▶ Your objective: In every line of the records, look for "Juguetes", then report how many lines have it and nothing else.

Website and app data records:
***
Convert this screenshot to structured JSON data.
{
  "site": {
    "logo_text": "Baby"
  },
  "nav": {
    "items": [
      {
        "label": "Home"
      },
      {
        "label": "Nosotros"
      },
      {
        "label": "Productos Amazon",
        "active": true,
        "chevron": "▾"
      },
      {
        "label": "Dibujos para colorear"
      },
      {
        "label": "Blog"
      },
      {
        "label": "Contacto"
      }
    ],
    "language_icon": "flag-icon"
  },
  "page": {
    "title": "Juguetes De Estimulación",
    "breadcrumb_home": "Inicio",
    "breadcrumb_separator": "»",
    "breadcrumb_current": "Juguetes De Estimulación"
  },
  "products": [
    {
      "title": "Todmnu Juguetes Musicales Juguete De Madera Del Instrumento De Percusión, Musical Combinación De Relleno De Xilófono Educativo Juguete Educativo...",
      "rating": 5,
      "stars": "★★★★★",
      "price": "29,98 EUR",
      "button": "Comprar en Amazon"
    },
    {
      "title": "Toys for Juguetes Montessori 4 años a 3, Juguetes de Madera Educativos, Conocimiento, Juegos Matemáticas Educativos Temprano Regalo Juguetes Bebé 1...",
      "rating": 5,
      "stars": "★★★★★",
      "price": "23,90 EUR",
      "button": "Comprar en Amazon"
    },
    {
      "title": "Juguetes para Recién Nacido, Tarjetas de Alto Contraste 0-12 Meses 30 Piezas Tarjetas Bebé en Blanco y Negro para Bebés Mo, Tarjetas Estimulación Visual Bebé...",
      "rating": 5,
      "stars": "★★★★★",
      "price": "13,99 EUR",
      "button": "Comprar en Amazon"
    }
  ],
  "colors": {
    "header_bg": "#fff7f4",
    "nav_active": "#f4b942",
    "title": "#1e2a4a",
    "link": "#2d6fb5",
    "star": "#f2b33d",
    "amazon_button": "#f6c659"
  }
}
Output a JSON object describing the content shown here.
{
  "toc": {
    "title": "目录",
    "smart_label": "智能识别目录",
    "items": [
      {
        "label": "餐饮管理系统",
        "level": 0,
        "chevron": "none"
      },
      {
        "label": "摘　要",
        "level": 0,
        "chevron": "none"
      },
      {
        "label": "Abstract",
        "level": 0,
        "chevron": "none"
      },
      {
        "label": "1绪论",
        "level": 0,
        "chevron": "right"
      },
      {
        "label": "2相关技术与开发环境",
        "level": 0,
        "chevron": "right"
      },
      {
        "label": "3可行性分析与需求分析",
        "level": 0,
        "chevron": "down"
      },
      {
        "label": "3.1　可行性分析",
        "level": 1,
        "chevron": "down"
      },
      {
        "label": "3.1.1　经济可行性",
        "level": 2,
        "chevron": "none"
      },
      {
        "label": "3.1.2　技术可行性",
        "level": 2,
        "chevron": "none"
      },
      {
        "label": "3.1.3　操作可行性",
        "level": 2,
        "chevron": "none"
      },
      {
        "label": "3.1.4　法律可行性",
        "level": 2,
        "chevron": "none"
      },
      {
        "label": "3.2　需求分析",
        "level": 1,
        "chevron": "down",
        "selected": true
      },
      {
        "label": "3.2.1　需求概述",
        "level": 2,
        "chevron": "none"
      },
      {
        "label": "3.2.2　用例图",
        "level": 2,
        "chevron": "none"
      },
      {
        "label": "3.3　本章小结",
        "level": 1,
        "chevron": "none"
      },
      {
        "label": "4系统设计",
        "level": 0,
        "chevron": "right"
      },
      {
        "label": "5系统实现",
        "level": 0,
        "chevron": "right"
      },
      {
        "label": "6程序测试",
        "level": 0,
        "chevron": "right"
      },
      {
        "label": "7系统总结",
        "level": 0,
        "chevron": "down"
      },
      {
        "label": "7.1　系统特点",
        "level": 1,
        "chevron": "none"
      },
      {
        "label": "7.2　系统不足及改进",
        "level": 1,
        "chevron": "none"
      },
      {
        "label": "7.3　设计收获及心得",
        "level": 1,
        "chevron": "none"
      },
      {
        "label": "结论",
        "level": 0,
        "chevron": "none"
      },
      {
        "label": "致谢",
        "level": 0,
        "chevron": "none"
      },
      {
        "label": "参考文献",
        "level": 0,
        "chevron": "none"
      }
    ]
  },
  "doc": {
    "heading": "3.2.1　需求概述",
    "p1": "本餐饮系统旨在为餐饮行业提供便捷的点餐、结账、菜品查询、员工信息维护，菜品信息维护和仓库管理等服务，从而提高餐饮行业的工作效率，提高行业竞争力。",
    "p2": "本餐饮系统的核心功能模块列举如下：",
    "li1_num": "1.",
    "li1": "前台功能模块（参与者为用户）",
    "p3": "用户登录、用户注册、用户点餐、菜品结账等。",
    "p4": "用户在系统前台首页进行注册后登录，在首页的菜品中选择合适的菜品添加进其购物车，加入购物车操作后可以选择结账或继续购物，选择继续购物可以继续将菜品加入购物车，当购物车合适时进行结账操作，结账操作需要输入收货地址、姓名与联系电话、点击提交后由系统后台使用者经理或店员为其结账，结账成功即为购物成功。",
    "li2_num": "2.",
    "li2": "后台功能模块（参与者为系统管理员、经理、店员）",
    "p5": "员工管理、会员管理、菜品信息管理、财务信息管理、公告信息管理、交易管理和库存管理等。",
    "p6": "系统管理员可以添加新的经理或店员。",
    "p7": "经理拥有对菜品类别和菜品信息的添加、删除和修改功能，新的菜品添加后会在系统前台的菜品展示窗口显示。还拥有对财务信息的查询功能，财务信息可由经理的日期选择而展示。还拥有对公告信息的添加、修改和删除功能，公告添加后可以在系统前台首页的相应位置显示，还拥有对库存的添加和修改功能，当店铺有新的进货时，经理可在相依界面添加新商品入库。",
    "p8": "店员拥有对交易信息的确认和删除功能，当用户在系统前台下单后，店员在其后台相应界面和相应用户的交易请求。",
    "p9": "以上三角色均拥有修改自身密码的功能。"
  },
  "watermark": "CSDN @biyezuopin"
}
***
▶ Written solution: 5